How to prioritise surfaces for upgrade
In the copper clinical trials, multi-disciplinary teams have prioritised high frequency touch surfaces to upgrade to copper. The factors considered include known hotspots (from microbiological testing) and likely hotspots (based on experience and understanding of staff/patient/visitor dynamics).
Based on a review of international research, the United States Centers for Disease Control published a checklist of high risk surfaces based upon the likelihood of touch and contamination. These were bed rails, chairs, IV poles, over-bed or tray tables, door and cabinet handles, grab rails, light switches, push plates, sinks, toilet seats and flush handles.
From the experience gained by hospitals adopting this technology, it is clear that when considering which components to upgrade in a particular facility, input should be sought from the infection control team and ward staff to ensure that all key touch surfaces are identified. The regular environmental swabbing carried out by infection control teams to assess the state of cleanliness will also indicate contamination.
How to specify antimicrobial copper
Help with identifying products is available in the form of an industry stewardship scheme: the Antimicrobial Copper brand and Cu+ mark are used by leading manufacturers of hospital equipment, furniture and fittings to indicate their products are made from solid, approved antimicrobial copper alloys, and that the organisation adheres to strict usage rules guiding their understanding of the underlying technology and its deployment.
Copper alloys offer a wide palette of colours, from the gold of brasses to the rich brown of bronzes, right through to the silver/white shades of copper-nickels.
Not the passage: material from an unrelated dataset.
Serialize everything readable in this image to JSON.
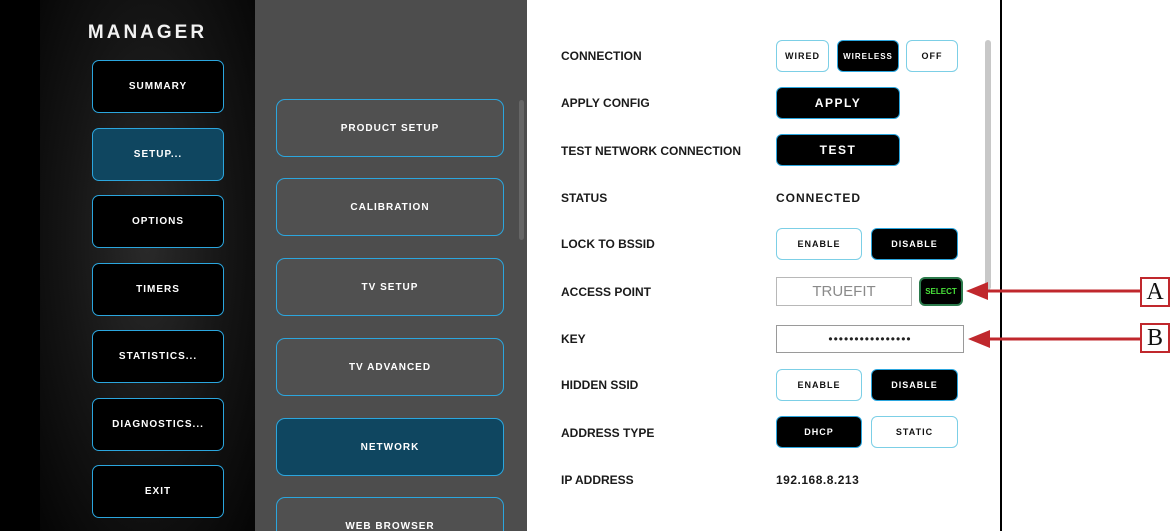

Copper alloys will naturally darken over time, but this does not impact their antimicrobial efficacy. More colour-stable technical alloys, traditionally used in demanding applications, are available.
Antimicrobial copper surfaces are an adjunct to, not a replacement for, existing infection control measures. Alongside good hand hygiene and regular surface cleaning and disinfection, they will continuously reduce surface contamination and consequently the risk of infections being passed between people via these surfaces.
Installations have already taken place around the world, in more than 25 countries, including several UK facilities. In these places, the importance of taking a multidisciplinary approach to making the decision of where to deploy antimicrobial copper has been clear.